WASHINGTON (Aug. 30, 2011)—Andrew Evans, National Geographic Traveler magazine’s “Digital Nomad,” embarks today on a 23-day adventure experiencing life in Japan six months after the devastating earthquake and tsunami. From Aug. 30 to Sept. 21, Evans will document his travels through posts, pictures, video and commentary on NationalGeographic.com’s Digital Nomad blog (http://digitalnomad.nationalgeographic.com), his Twitter feed @WheresAndrew and his Where’s Andrew Facebook page.
“Six months ago, the world saw images of the horrific toll that the earthquake and tsunami took on Japan, but I want to see how it has recovered and what it is like to travel off the beaten path there now,” Evans said. “Follow me on Twitter and Facebook and read my Digital Nomad blog to see firsthand and in real time what it is like to live and travel in Japan today.”
Evans will develop his own itinerary to uncover the hidden treasures of Japan. He will explore big cities such as Tokyo and Kyoto as well as smaller towns throughout the country, looking for the unexpected, the untold and the weird but true. On Sept. 11, he will reflect as an American in Japan on the 10-year anniversary of the 9/11 attacks in America as well as the six-month anniversary of the March earthquake in Japan. He will visit the epicenter of the quake to see how life has changed — and how it has stayed the same. He also will undertake an epic one-day tweetathon as he tweets at 186 miles per hour, virtually traversing the country from north to south in a single day on the bullet train. As he travels, he will seek suggestions of places to visit in Japan from his community of fellow digital explorers.
Evans is a veteran travel writer for National Geographic Traveler and National Geographic’s Intelligent Travel blog. Last year he journeyed from National Geographic’s headquarters in
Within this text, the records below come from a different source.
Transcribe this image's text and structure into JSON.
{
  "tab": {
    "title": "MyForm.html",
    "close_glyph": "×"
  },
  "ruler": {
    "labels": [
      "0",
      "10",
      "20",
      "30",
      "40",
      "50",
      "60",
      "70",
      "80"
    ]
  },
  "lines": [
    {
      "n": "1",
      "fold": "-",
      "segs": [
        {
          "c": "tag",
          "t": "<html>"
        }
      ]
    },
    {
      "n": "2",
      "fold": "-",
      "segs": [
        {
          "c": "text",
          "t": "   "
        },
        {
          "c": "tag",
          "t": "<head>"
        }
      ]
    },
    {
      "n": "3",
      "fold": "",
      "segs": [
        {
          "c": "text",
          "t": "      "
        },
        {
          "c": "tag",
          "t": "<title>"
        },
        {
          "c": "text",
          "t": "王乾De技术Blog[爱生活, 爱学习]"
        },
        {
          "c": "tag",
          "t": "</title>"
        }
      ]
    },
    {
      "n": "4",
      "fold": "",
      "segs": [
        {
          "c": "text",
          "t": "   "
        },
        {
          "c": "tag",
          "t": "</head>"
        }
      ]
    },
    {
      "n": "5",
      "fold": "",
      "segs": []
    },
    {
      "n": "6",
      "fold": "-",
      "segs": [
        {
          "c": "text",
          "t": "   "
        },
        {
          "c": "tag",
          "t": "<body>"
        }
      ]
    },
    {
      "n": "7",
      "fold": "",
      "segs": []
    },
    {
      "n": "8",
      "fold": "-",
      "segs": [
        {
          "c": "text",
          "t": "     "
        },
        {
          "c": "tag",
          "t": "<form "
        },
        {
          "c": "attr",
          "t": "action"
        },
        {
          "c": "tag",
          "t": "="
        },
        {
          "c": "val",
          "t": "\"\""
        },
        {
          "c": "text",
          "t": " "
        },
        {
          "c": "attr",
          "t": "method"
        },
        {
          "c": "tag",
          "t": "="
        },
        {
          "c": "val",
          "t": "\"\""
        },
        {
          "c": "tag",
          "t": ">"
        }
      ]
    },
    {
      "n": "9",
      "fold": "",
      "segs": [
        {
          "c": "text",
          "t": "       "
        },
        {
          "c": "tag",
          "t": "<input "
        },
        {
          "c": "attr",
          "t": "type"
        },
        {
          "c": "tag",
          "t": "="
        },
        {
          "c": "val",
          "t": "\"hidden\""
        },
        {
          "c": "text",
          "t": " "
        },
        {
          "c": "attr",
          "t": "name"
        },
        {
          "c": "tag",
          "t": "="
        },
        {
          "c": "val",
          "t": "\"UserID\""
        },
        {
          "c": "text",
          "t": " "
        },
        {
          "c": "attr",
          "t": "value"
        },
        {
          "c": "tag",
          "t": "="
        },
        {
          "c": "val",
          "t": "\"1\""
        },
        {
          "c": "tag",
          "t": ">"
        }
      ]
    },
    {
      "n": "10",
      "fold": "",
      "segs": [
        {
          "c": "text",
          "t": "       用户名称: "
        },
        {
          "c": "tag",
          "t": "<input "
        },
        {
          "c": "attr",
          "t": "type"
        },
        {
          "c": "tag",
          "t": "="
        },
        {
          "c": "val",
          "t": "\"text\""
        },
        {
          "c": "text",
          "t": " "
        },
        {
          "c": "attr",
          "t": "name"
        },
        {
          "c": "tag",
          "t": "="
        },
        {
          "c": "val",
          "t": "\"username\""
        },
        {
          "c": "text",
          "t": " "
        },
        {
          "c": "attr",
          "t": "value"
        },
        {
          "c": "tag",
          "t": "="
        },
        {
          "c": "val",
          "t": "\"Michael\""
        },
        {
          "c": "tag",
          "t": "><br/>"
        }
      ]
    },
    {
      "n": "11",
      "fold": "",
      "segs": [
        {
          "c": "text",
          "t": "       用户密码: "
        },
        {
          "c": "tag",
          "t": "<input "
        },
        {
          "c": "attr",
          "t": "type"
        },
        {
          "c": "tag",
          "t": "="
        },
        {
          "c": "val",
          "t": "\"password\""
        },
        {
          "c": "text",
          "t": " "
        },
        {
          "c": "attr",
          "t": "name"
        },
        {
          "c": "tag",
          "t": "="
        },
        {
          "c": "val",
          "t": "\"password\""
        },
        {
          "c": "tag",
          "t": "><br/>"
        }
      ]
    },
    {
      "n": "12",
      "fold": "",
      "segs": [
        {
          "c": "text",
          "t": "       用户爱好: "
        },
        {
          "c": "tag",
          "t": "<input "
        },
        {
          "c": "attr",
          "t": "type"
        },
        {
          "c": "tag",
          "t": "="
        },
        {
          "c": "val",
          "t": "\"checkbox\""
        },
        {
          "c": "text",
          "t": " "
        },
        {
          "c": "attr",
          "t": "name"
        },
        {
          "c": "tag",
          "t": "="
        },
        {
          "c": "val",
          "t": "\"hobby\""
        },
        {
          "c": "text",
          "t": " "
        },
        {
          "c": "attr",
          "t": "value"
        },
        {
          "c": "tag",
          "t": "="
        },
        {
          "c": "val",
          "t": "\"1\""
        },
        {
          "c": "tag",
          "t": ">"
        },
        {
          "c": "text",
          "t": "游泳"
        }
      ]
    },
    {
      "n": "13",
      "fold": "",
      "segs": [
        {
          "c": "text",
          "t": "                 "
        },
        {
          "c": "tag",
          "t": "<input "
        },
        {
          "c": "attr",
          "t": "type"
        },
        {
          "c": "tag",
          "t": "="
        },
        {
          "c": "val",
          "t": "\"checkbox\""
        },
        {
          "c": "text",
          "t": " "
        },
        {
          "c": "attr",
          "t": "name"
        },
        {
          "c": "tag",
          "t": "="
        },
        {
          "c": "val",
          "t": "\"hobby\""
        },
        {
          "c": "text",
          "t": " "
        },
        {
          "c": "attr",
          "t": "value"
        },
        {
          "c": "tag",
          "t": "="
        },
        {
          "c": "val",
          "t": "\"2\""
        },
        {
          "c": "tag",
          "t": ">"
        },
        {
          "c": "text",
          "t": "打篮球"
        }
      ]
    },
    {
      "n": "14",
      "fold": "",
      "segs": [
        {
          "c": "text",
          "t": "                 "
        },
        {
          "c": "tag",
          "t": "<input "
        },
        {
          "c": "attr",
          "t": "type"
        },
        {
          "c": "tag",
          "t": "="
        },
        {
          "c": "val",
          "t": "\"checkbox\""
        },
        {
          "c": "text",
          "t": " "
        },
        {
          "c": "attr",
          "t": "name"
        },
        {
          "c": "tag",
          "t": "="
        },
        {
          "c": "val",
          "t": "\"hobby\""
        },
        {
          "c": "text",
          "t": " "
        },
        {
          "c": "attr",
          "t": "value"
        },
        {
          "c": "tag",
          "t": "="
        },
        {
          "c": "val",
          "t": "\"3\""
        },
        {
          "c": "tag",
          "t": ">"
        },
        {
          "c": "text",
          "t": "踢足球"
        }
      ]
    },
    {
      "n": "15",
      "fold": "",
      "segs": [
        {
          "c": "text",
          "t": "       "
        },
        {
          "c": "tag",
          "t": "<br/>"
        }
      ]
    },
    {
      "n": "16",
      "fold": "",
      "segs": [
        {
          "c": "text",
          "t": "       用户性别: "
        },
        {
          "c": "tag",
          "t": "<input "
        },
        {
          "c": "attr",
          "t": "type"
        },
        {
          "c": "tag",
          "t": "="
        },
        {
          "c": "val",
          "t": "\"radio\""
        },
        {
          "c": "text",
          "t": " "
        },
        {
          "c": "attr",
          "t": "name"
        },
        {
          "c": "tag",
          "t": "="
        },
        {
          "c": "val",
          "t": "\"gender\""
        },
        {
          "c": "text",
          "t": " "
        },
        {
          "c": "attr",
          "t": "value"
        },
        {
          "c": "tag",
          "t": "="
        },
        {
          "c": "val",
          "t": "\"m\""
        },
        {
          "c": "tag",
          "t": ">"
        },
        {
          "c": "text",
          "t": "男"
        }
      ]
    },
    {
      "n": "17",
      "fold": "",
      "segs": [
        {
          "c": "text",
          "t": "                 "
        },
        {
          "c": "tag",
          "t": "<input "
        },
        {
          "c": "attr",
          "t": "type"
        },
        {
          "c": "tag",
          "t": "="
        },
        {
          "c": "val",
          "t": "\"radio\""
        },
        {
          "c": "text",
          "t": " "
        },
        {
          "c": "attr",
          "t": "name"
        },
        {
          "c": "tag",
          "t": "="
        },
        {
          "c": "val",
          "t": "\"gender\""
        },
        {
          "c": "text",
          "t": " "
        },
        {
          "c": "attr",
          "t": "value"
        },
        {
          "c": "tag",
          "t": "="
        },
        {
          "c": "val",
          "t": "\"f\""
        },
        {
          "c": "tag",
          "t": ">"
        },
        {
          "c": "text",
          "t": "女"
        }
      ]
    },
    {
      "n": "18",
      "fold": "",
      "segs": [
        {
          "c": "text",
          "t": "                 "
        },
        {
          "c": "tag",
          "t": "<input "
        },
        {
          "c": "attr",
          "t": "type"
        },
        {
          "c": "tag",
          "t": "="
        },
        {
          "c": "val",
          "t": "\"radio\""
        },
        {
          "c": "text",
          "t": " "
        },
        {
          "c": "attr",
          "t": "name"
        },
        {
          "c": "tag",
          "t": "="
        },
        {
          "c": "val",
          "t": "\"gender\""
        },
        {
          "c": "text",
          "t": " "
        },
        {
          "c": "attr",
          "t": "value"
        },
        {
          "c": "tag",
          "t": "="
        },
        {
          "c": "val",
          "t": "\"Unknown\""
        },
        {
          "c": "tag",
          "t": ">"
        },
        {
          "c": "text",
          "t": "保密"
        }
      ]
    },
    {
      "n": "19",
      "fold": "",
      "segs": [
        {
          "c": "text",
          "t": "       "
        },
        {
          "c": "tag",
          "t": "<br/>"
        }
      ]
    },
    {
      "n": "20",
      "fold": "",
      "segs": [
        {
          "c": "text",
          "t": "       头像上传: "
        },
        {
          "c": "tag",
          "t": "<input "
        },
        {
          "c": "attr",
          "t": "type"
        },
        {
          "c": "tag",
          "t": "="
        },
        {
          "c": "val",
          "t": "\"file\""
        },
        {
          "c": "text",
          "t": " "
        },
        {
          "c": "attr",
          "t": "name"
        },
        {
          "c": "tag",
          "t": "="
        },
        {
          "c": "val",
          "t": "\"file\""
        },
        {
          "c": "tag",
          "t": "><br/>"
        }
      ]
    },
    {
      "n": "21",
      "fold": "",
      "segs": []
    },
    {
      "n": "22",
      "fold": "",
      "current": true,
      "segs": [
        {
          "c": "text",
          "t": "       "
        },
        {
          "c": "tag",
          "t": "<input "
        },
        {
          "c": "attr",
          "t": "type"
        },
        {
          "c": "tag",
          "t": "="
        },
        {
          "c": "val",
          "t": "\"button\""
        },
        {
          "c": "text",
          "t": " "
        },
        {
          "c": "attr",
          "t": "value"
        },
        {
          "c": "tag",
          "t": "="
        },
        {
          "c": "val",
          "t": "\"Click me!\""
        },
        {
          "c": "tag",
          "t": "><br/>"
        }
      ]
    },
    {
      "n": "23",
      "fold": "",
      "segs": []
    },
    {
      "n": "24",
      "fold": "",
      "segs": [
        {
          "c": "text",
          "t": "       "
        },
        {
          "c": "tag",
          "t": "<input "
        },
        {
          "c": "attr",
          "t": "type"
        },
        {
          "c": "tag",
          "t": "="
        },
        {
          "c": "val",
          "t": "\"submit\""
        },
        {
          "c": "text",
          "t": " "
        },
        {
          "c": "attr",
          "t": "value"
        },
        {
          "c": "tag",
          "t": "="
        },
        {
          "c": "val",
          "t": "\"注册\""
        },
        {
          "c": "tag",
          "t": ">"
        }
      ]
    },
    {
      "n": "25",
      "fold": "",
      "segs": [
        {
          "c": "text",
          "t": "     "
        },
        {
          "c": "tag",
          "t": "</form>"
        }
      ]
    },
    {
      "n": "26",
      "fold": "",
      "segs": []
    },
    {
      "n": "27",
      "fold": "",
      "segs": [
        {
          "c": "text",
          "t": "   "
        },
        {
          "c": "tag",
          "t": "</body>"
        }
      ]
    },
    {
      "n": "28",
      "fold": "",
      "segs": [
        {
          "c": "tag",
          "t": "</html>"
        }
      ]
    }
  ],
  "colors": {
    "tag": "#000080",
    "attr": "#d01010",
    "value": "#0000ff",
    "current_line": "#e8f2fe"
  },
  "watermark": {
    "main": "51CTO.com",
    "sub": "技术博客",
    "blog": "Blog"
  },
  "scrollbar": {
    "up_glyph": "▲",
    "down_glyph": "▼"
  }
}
Washington, D.C., to Antarctica — a 10,000-mile trip through 14 countries — using public transportation as far as he could go. He rode buses to Ushuaia in Argentina, the southernmost city in the world, and then boarded the MV National Geographic Explorer to Antarctica. Along the way, he broke international news as he discovered a completely black penguin — one of the rarest genetic mutations and seldom seen anywhere on the planet. His pictures and video of the penguin were broadcast around the world.
In 2009, Evans traveled to Australia, where he covered 18,000 miles, traversing the continent from east to west and north to south. He went diving at the Great Barrier Reef, sat side by side with red kangaroos, drove hundreds of miles on the Great Ocean Road, took in a 360-degree view of Melbourne by hot-air balloon, toured a haunted prison at night and ate Vegemite (a savory spread) on toast. Throughout, he documented his experiences and interacted with his followers via Twitter and his blog.
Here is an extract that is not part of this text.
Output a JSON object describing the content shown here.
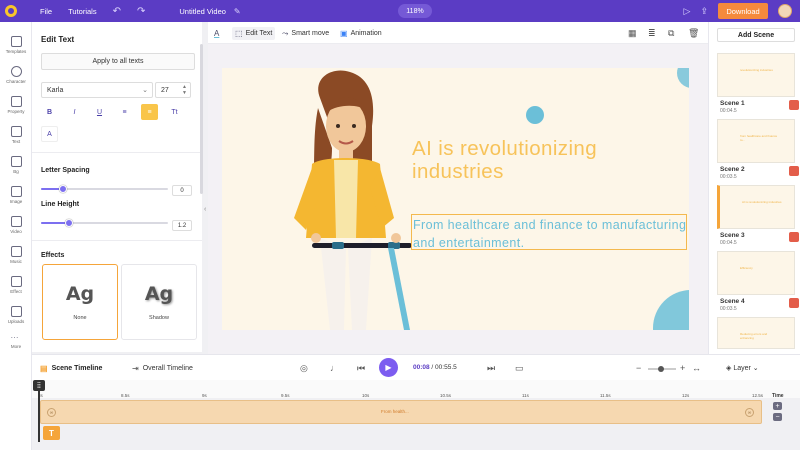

“Andrew Evans is the first true National Geographic digital explorer — the latest in a long line of great Society explorers that dates back more than 120 years,” said Keith Bellows, National Geographic Traveler magazine editor in chief. “By going to Japan, he’ll get to dig into one of the world’s most fascinating cultures. Expect surprises.”
About National Geographic Traveler Magazine
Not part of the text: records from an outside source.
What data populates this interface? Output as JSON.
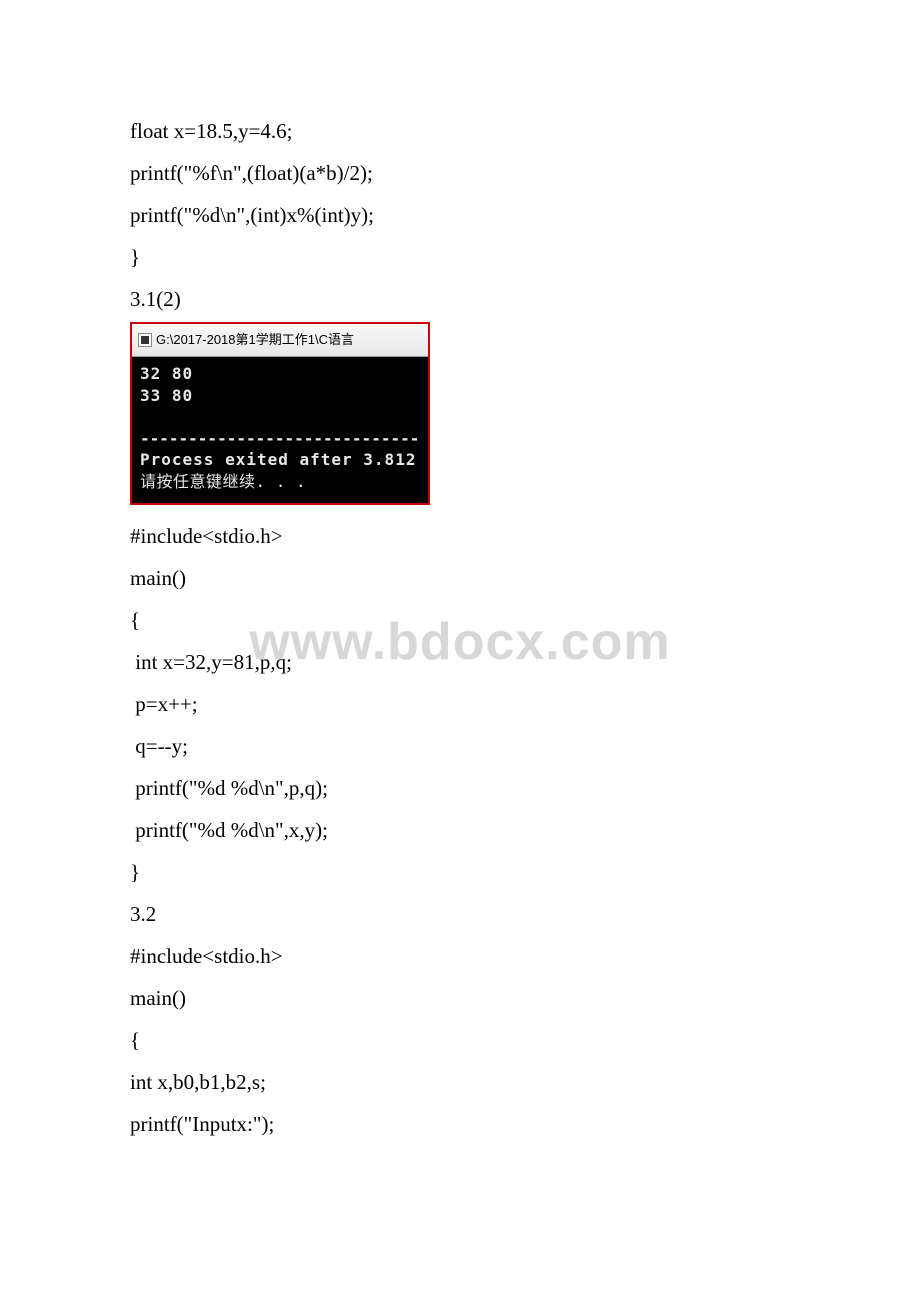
{
  "watermark": "www.bdocx.com",
  "code_before": [
    "float x=18.5,y=4.6;",
    "printf(\"%f\\n\",(float)(a*b)/2);",
    "printf(\"%d\\n\",(int)x%(int)y);",
    "}",
    "3.1(2)"
  ],
  "console": {
    "title": "G:\\2017-2018第1学期工作1\\C语言",
    "lines": [
      "32 80",
      "33 80"
    ],
    "separator": "-----------------------------",
    "exit_line": "Process exited after 3.812",
    "prompt": "请按任意键继续. . ."
  },
  "code_after": [
    "#include<stdio.h>",
    "main()",
    "{",
    " int x=32,y=81,p,q;",
    " p=x++;",
    " q=--y;",
    " printf(\"%d %d\\n\",p,q);",
    " printf(\"%d %d\\n\",x,y);",
    "}",
    "3.2",
    "#include<stdio.h>",
    "main()",
    "{",
    "int x,b0,b1,b2,s;",
    "printf(\"Inputx:\");"
  ]
}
National Geographic Traveler: Nobody Knows This World Better. National Geographic Traveler is the world’s most widely read travel magazine. Published eight times a year, Traveler is available by subscription, on newsstands in the United States and Canada and digitally for tablets like the iPad (on Zinio) and Nook (at BN.com). Its website (www.nationalgeographic.com/traveler) offers inspiring and authoritative digital content including trip ideas, photo galleries and blogs. It also houses travel apps, including 50 Places of a Lifetime that showcases the world’s greatest destinations handpicked by National Geographic’s family of globe-trotting contributors.
About National Geographic
The National Geographic Society is one of the world’s largest nonprofit scientific and educational organizations. Founded in 1888 to “increase and diffuse geographic knowledge,” the Society works to inspire people to care about the planet. It reaches more than 400 million people worldwide each month through its official journal, National Geographic, and other magazines; National Geographic Channel; television documentaries; music; radio; films; books; DVDs; maps; exhibitions; live events; school publishing programs; interactive media; and merchandise. National Geographic has funded more than 9,600 scientific research, conservation and exploration projects. For more information, visit www.nationalgeographic.com.